There are other pay tables in land-based and online casinos and the house edge varies depending upon the payouts for each of the above hands. I don’t have the space to list them all but one source to check is the 21+3 page on wizardofodds.com.
(Note: I would also recommend the article written by Eliot Jacobson on counting systems for 21+3 that target flushes.)
This side bet only involves the player’s initial two cards and it wins if the two cards are a pair (it automatically loses if the initial two cards are not a pair). There are three types of pairs that have a payout.
- Mixed Pair (Two cards of the same rank but different color: for example, queen of clubs and queen of diamonds).
- Colored Pair (Two cards of the same rank and color; for example, queen of hearts and queen of diamonds).
- Perfect Pair (Two identical cards; for example, two queens of spades).
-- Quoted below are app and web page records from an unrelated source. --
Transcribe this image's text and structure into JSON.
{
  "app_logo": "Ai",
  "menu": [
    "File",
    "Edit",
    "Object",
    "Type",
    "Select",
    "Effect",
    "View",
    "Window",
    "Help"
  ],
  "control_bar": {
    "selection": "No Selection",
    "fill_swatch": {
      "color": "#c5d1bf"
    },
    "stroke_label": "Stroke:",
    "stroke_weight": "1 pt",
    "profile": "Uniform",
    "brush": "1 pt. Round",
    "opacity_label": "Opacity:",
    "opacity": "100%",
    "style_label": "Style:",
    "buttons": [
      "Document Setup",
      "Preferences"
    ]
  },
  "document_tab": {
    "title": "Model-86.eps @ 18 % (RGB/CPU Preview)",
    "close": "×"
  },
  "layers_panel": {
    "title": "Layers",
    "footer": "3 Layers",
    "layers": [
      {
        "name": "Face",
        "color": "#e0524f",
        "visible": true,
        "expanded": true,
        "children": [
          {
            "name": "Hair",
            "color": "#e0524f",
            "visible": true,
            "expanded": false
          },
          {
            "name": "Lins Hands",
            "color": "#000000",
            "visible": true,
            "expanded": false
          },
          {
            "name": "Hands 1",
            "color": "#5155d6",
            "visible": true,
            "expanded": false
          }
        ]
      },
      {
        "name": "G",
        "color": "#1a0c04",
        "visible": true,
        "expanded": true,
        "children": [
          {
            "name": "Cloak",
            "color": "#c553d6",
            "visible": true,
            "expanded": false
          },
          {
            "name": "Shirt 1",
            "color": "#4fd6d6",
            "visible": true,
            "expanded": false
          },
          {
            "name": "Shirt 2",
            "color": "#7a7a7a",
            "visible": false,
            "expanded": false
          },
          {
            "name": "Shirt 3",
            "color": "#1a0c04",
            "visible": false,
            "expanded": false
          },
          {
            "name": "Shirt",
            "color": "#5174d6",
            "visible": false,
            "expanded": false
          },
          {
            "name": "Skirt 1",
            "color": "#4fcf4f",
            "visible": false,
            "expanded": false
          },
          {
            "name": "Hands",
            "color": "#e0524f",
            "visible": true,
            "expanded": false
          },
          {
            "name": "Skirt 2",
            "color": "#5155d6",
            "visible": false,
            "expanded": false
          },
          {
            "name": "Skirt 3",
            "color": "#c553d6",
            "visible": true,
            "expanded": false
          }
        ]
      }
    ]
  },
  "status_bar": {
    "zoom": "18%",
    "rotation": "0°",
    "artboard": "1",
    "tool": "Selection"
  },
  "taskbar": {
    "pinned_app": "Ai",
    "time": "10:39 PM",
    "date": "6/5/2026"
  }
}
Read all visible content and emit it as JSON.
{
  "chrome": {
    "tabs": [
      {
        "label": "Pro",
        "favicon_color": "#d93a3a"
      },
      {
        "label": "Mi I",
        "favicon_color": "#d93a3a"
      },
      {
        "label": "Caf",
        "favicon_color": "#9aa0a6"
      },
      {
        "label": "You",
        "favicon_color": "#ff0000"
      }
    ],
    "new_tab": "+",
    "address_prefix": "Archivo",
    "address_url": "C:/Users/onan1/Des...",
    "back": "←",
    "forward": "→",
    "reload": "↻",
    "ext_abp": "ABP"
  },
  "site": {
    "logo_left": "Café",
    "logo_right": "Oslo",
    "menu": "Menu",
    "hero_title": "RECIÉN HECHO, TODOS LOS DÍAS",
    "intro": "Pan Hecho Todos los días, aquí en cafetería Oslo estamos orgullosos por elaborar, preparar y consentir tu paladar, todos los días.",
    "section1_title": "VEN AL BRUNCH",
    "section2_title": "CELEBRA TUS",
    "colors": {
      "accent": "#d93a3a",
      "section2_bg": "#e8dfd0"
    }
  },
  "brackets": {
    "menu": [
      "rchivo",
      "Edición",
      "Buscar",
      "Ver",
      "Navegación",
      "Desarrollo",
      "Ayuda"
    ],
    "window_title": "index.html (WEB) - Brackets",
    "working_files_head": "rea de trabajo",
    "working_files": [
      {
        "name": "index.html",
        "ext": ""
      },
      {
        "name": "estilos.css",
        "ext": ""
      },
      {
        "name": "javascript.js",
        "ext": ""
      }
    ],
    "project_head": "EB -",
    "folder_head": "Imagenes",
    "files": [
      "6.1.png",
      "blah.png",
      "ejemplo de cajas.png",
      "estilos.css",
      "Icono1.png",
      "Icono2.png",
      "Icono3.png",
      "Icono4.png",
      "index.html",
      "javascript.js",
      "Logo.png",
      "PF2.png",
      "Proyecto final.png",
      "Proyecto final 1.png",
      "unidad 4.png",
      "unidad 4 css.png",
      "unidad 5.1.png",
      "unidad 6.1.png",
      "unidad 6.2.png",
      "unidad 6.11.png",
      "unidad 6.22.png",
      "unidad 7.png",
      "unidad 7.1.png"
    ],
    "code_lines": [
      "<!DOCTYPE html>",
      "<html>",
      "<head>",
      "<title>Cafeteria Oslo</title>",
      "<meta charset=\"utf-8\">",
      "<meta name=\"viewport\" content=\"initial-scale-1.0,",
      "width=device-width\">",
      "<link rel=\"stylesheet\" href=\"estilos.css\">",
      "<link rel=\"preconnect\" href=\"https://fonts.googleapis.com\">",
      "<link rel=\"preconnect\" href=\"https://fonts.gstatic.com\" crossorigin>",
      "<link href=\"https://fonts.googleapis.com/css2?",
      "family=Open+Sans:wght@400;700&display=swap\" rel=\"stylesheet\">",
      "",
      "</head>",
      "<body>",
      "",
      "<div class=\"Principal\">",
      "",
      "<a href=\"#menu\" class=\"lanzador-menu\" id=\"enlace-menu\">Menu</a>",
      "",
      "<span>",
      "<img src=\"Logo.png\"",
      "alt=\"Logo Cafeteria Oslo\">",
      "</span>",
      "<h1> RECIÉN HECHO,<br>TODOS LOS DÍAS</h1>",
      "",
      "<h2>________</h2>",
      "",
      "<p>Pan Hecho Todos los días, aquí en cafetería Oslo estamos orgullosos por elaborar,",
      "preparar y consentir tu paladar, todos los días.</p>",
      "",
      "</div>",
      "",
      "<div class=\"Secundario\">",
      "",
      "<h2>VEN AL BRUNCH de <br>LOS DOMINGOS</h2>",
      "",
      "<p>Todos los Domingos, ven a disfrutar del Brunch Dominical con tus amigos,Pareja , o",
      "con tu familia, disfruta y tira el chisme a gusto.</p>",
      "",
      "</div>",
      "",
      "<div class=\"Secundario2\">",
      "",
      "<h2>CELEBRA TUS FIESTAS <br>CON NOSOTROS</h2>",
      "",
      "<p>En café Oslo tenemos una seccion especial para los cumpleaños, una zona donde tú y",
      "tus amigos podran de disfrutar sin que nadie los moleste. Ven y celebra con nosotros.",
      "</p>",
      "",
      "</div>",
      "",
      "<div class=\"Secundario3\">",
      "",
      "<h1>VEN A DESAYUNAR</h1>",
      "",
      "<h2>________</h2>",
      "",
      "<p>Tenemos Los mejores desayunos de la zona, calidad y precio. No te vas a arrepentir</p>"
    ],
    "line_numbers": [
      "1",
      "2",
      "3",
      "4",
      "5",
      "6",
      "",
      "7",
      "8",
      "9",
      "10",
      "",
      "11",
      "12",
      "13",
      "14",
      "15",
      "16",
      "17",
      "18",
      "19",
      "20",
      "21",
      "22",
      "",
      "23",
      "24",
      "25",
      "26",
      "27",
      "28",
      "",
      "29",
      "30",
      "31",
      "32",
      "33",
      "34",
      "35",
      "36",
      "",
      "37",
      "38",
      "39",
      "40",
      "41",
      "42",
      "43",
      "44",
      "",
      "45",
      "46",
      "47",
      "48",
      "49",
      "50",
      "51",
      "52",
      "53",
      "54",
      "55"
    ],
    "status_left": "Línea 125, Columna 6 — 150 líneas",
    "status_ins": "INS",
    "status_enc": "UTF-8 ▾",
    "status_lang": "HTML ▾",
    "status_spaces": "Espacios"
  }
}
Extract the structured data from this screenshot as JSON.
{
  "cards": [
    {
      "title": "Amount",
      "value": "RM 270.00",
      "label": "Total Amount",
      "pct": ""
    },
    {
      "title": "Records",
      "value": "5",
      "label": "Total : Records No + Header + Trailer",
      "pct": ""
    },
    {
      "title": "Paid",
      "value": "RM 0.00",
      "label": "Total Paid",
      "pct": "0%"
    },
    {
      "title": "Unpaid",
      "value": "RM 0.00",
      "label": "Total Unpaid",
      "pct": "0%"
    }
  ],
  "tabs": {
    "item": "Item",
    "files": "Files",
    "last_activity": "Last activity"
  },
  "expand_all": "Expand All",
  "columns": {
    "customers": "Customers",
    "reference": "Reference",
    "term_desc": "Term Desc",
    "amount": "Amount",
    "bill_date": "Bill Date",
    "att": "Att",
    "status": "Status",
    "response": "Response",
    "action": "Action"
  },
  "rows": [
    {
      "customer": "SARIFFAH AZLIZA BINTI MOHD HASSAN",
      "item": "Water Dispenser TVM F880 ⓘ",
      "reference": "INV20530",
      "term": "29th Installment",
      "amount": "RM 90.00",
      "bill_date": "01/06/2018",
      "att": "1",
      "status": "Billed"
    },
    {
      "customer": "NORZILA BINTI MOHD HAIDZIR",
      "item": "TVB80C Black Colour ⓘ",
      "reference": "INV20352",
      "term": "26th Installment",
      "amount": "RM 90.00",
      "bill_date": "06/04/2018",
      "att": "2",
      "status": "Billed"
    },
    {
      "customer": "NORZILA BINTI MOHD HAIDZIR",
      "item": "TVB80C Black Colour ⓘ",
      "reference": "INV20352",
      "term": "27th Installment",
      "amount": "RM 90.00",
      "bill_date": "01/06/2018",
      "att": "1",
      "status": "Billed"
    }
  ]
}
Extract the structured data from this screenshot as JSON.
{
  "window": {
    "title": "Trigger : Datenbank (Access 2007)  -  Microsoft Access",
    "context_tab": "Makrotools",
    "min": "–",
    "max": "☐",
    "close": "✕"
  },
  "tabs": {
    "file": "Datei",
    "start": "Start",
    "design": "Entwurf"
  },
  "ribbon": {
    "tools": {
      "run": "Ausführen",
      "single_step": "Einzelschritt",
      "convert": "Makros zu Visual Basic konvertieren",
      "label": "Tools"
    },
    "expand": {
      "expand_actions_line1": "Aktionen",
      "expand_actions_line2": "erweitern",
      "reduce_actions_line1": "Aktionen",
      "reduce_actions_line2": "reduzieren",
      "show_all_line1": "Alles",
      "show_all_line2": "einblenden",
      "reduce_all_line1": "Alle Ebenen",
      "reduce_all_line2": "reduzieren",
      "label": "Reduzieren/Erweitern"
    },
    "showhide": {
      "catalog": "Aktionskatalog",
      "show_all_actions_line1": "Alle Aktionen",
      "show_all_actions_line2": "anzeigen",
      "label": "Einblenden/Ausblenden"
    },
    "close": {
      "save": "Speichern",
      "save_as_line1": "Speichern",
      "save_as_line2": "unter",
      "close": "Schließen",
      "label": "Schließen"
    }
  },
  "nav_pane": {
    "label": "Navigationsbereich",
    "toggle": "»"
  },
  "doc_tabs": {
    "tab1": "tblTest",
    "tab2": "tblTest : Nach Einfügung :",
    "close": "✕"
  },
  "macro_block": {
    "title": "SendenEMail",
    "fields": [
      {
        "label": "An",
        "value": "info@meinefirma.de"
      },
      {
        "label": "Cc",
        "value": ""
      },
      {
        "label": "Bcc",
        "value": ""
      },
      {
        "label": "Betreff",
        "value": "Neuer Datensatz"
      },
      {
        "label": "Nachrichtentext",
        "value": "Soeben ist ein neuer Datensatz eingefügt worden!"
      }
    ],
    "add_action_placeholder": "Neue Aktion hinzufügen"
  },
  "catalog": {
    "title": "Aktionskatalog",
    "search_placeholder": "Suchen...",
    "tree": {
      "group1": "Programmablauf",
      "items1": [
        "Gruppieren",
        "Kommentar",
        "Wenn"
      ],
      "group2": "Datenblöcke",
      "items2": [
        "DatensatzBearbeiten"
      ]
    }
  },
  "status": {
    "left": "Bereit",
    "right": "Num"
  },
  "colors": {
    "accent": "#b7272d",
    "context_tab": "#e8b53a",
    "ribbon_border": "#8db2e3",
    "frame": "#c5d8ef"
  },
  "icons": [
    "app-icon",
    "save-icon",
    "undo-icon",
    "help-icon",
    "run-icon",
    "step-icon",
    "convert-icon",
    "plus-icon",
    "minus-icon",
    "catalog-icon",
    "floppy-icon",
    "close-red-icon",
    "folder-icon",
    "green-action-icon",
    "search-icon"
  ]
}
The payouts vary from one casino to another but the most common are as follows (for an eight-deck game):
|Perfect Pair||25 to 1||30 to 1||25 to 1|
|Colored Pair||12 to 1||10 to 1||15 to 1|
|Mixed Pair||6 to 1||5 to 1||5 to 1|
|House Edge (8 decks)||4.09%||3.38%||2.17%|
As shown in the table, the house edge varies from 2.17% to 4.09%.
This side bet is based on the player’s initial two cards’ being suited. There are different payout schedules and number of decks of cards. The two most common in land-based and online casinos are as follows.
|Easy Match||First Two Cards are Suited||2.5 to 1||10 to 1|
|Royal Match||First Two Cards are King and Queen||25 to 1||3 to 1|
Another version uses six-decks of cards with a 25 to 1 payout for Royal Match, 5 to 1 for Suited Blackjack, and 5 to 2 for all other matches. The house edge is a respectable 3.70%.
Note: There is a card counting system for the Royal Match in these two books: Beyond Counting by James Grosjean, and The Big Book of Blackjack by Arnold Snyder.
The above three blackjack side bets — 21+3, Perfect Pairs, and Royal Match — are the best side bets because of their lower house edge compared to other side bets. However, there are published counting systems for some of the latter side bets (with higher house edge) that could significantly lower the house edge or give the player the advantage (specifically for Over/Under 13, Super Sevens, and Lucky Ladies). For more details, consult Chapter 13 in the Ultimate Blackjack Strategy Guide.